### What is being asked
Within the lines below, find those that hold the string "text" and copy each one.

▼

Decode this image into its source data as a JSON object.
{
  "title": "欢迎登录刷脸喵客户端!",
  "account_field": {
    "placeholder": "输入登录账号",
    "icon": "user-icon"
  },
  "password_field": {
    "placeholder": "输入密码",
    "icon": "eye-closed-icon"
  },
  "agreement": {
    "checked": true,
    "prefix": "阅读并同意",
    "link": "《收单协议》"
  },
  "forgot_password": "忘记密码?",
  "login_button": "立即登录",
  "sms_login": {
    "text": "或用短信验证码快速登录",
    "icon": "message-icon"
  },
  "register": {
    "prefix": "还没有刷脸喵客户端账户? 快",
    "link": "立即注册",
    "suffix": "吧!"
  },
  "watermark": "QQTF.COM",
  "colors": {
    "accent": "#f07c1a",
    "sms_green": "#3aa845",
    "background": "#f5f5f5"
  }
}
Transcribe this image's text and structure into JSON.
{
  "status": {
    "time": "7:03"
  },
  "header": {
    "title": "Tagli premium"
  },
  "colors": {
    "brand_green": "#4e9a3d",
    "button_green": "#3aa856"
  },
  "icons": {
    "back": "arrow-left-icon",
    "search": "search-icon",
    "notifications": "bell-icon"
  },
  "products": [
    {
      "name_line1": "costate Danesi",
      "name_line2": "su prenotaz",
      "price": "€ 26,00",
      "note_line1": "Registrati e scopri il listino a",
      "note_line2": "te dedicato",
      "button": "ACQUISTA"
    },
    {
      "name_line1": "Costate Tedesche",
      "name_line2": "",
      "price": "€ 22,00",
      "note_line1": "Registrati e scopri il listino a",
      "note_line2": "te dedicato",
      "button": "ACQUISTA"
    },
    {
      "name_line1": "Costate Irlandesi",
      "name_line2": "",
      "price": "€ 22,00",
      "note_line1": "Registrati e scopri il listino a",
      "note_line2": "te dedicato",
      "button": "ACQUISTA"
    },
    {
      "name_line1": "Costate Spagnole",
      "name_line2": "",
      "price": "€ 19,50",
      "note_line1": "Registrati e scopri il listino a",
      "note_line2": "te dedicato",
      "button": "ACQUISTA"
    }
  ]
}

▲

### Answer box
    "text": "或用短信验证码快速登录",
Transcribe this image's text and structure into JSON.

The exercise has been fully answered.